» **What to produce**
Search the records for "microsoft". Copy every line where it appears.

Component data from apps and pages:
★ ★ ★ ★ ★ ★ ★
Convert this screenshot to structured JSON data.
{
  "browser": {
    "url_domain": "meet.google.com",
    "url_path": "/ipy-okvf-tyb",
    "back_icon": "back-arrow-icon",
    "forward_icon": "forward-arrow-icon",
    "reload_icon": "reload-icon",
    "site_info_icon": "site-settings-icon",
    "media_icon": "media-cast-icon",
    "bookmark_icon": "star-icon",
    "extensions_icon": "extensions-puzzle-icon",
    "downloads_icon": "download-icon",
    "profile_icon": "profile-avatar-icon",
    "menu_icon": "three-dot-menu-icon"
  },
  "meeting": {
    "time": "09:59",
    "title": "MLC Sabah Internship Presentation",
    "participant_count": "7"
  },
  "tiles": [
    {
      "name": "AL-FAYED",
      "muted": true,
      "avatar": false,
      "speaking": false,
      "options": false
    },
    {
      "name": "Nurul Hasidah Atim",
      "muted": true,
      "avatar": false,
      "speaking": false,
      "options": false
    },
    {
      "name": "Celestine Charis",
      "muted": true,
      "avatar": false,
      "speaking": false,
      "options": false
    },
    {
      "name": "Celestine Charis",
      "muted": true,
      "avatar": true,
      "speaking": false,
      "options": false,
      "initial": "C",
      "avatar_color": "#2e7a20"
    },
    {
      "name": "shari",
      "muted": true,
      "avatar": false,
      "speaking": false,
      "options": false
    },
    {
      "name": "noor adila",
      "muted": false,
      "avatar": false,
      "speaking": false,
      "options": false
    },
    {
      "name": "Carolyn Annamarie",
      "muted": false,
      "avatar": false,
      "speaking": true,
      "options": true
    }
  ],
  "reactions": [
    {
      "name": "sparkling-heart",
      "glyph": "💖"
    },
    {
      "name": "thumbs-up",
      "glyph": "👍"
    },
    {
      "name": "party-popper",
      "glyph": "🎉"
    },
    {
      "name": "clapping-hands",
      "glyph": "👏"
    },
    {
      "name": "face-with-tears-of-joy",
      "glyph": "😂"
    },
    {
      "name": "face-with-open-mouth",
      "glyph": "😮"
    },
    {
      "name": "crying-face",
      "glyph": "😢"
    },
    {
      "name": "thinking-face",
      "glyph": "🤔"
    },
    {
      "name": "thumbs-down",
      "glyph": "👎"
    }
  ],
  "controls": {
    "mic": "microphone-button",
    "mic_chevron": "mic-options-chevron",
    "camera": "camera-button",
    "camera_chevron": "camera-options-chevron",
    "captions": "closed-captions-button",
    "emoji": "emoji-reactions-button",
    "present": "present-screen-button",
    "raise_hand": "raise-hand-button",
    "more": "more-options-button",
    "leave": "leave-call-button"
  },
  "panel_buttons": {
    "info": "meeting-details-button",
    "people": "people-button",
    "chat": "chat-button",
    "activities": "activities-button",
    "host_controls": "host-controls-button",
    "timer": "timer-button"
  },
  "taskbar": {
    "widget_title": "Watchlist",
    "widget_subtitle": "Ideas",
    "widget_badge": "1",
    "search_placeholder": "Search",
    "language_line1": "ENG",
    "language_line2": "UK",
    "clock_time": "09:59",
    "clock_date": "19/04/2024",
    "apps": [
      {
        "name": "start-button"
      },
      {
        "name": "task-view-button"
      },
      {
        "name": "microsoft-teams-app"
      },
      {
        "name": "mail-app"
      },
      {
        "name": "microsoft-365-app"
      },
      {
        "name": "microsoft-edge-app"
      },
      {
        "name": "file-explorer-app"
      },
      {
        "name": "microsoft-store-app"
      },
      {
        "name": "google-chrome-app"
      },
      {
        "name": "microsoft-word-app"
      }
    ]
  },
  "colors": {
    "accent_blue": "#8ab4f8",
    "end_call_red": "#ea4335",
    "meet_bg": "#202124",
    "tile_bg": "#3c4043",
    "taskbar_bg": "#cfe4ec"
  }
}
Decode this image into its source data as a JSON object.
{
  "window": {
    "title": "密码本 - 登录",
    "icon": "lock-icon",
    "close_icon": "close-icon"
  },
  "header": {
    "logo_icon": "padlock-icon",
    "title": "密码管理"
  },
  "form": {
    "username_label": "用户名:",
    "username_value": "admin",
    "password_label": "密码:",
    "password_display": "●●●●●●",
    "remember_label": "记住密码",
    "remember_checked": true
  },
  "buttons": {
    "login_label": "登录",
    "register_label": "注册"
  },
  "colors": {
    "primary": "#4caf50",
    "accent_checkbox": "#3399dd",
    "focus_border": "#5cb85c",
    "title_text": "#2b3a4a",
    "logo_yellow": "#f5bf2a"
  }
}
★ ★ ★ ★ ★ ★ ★
» **Task response**
        "name": "microsoft-teams-app"
        "name": "microsoft-365-app"
        "name": "microsoft-edge-app"
        "name": "microsoft-store-app"
        "name": "microsoft-word-app"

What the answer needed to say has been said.